Thursday, January 26, 2017

Germany: HPAI H5N5 Detected At Two More Poultry Farms


Although it isn't getting much attention outside of Germany, there are growing concerns today that a `second wave' of avian flu may be opening up in Europe after Monday's announcement of HPAI H5N5 Detected In German Poultry Operation.

This new virus - an apparent reassortment from HPAI H5N8 - has been described as `highly aggressive' and on Tuesday prompted Germany's  Friedrich-Loeffler-Institut (FLI) - to publish an updated  risk assessment on HPAI in Germany (see FLI Risk Assessment On HPAI H5).

Today, the Landesportal Schleswig Holstein has announced the detection of HPAI H5N5 at poultry operations at two more locations; Grevenkop and Elskop.   Both farms are apparently owned by the same company as the first outbreak.

This (translated) report from the Schleswig-Holstein Agriculture Ministry:

Avian influenza is spreading

Date 26.01.2017

The avian influenza in a turkey factory in the district of Steinburg has expanded. About 15,300 animals in two other poses must be killed.

After the poultry pester of the subtype H5N5 was detected in a poultry keeping in the district of Steinburg on Monday, further holdings of the same plant are affected. The National Reference Laboratory for Avian Influenza, the Friedrich Löffler Institute, also showed the virus in the night to Thursday in the sites of Grevenkop and Elskop.

The avian influenza regulation prescribes that the remaining 15,300 animals of the plant have to be killed. Previously, 18,400 animals of the Steinburg factory had already been killed or died.

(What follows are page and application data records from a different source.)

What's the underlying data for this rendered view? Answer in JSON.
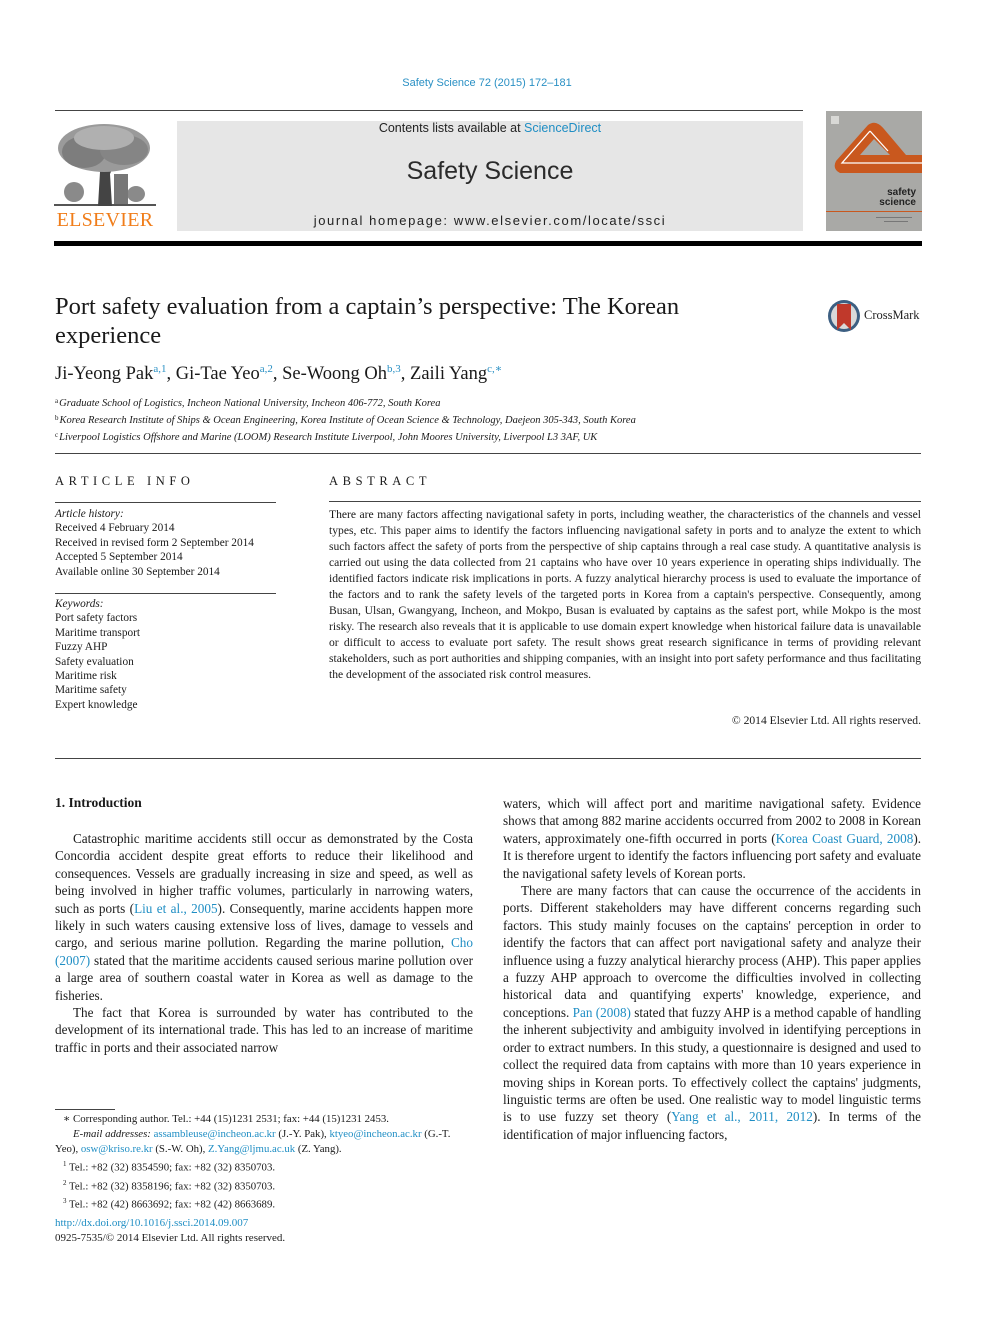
{
  "header": {
    "journal_ref": "Safety Science 72 (2015) 172–181",
    "contents_prefix": "Contents lists available at ",
    "contents_link": "ScienceDirect",
    "journal_title": "Safety Science",
    "homepage_prefix": "journal homepage: ",
    "homepage_url": "www.elsevier.com/locate/ssci",
    "publisher_logo": "ELSEVIER",
    "cover_title_1": "safety",
    "cover_title_2": "science",
    "crossmark_label": "CrossMark"
  },
  "colors": {
    "link": "#1f8ec4",
    "elsevier_orange": "#f07d1a",
    "cover_orange": "#c9581e",
    "cover_gray": "#a9a9a6"
  },
  "title": {
    "line1": "Port safety evaluation from a captain’s perspective: The Korean",
    "line2": "experience"
  },
  "authors": [
    {
      "name": "Ji-Yeong Pak",
      "sup": "a,1"
    },
    {
      "name": "Gi-Tae Yeo",
      "sup": "a,2"
    },
    {
      "name": "Se-Woong Oh",
      "sup": "b,3"
    },
    {
      "name": "Zaili Yang",
      "sup": "c,∗"
    }
  ],
  "affiliations": [
    {
      "mark": "a",
      "text": "Graduate School of Logistics, Incheon National University, Incheon 406-772, South Korea"
    },
    {
      "mark": "b",
      "text": "Korea Research Institute of Ships & Ocean Engineering, Korea Institute of Ocean Science & Technology, Daejeon 305-343, South Korea"
    },
    {
      "mark": "c",
      "text": "Liverpool Logistics Offshore and Marine (LOOM) Research Institute Liverpool, John Moores University, Liverpool L3 3AF, UK"
    }
  ],
  "article_info": {
    "heading": "ARTICLE INFO",
    "history_label": "Article history:",
    "history": [
      "Received 4 February 2014",
      "Received in revised form 2 September 2014",
      "Accepted 5 September 2014",
      "Available online 30 September 2014"
    ],
    "keywords_label": "Keywords:",
    "keywords": [
      "Port safety factors",
      "Maritime transport",
      "Fuzzy AHP",
      "Safety evaluation",
      "Maritime risk",
      "Maritime safety",
      "Expert knowledge"
    ]
  },
  "abstract": {
    "heading": "ABSTRACT",
    "text": "There are many factors affecting navigational safety in ports, including weather, the characteristics of the channels and vessel types, etc. This paper aims to identify the factors influencing navigational safety in ports and to analyze the extent to which such factors affect the safety of ports from the perspective of ship captains through a real case study. A quantitative analysis is carried out using the data collected from 21 captains who have over 10 years experience in operating ships individually. The identified factors indicate risk implications in ports. A fuzzy analytical hierarchy process is used to evaluate the importance of the factors and to rank the safety levels of the targeted ports in Korea from a captain's perspective. Consequently, among Busan, Ulsan, Gwangyang, Incheon, and Mokpo, Busan is evaluated by captains as the safest port, while Mokpo is the most risky. The research also reveals that it is applicable to use domain expert knowledge when historical failure data is unavailable or difficult to access to evaluate port safety. The result shows great research significance in terms of providing relevant stakeholders, such as port authorities and shipping companies, with an insight into port safety performance and thus facilitating the development of the associated risk control measures.",
    "copyright": "© 2014 Elsevier Ltd. All rights reserved."
  },
  "body": {
    "section_heading": "1. Introduction",
    "left_p1_a": "Catastrophic maritime accidents still occur as demonstrated by the Costa Concordia accident despite great efforts to reduce their likelihood and consequences. Vessels are gradually increasing in size and speed, as well as being involved in higher traffic volumes, particularly in narrowing waters, such as ports (",
    "left_p1_link1": "Liu et al., 2005",
    "left_p1_b": "). Consequently, marine accidents happen more likely in such waters causing extensive loss of lives, damage to vessels and cargo, and serious marine pollution. Regarding the marine pollution, ",
    "left_p1_link2": "Cho (2007)",
    "left_p1_c": " stated that the maritime accidents caused serious marine pollution over a large area of southern coastal water in Korea as well as damage to the fisheries.",
    "left_p2": "The fact that Korea is surrounded by water has contributed to the development of its international trade. This has led to an increase of maritime traffic in ports and their associated narrow",
    "right_p1_a": "waters, which will affect port and maritime navigational safety. Evidence shows that among 882 marine accidents occurred from 2002 to 2008 in Korean waters, approximately one-fifth occurred in ports (",
    "right_p1_link1": "Korea Coast Guard, 2008",
    "right_p1_b": "). It is therefore urgent to identify the factors influencing port safety and evaluate the navigational safety levels of Korean ports.",
    "right_p2_a": "There are many factors that can cause the occurrence of the accidents in ports. Different stakeholders may have different concerns regarding such factors. This study mainly focuses on the captains' perception in order to identify the factors that can affect port navigational safety and analyze their influence using a fuzzy analytical hierarchy process (AHP). This paper applies a fuzzy AHP approach to overcome the difficulties involved in collecting historical data and quantifying experts' knowledge, experience, and conceptions. ",
    "right_p2_link1": "Pan (2008)",
    "right_p2_b": " stated that fuzzy AHP is a method capable of handling the inherent subjectivity and ambiguity involved in identifying perceptions in order to extract numbers. In this study, a questionnaire is designed and used to collect the required data from captains with more than 10 years experience in moving ships in Korean ports. To effectively collect the captains' judgments, linguistic terms are often be used. One realistic way to model linguistic terms is to use fuzzy set theory (",
    "right_p2_link2": "Yang et al., 2011, 2012",
    "right_p2_c": "). In terms of the identification of major influencing factors,"
  },
  "footnotes": {
    "corresponding": "Corresponding author. Tel.: +44 (15)1231 2531; fax: +44 (15)1231 2453.",
    "email_label": "E-mail addresses:",
    "emails": [
      {
        "addr": "assambleuse@incheon.ac.kr",
        "who": "(J.-Y. Pak),"
      },
      {
        "addr": "ktyeo@incheon.ac.kr",
        "who": "(G.-T. Yeo),"
      },
      {
        "addr": "osw@kriso.re.kr",
        "who": "(S.-W. Oh),"
      },
      {
        "addr": "Z.Yang@ljmu.ac.uk",
        "who": "(Z. Yang)."
      }
    ],
    "notes": [
      {
        "mark": "1",
        "text": "Tel.: +82 (32) 8354590; fax: +82 (32) 8350703."
      },
      {
        "mark": "2",
        "text": "Tel.: +82 (32) 8358196; fax: +82 (32) 8350703."
      },
      {
        "mark": "3",
        "text": "Tel.: +82 (42) 8663692; fax: +82 (42) 8663689."
      }
    ],
    "doi": "http://dx.doi.org/10.1016/j.ssci.2014.09.007",
    "issn_line": "0925-7535/© 2014 Elsevier Ltd. All rights reserved."
  }
}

The two sites were closed off. In order to protect the animals from being carried over, third parties are prohibited from entering the site. The Kreis Steinburg extended the Sperrzzirk and the observation area around the enterprise. He also triggered catastrophic alarms in order to be able to approach additional staff at the police, fire brigade and other auxiliary staff in the short term.
First detection of H5N5 in poultry farming

The Friedrich-Löffler-Institut has, at the request of the country, sent an expert team to the district of Steinburg to clarify the cause of the outbreak. All possible entry and dissemination routes are examined.

The virus is the subtype H5N5, which has not yet occurred in any European animal husbandry up to the occurrence in the poultry keeping in Steinburg. It is highly aggressive, as is the case with the H5N8 exciter responsible for the avian influenza outbreaks. In the first turkeys, more than half of the 3,400 animals died of the disease within 48 hours, all others having disease symptoms.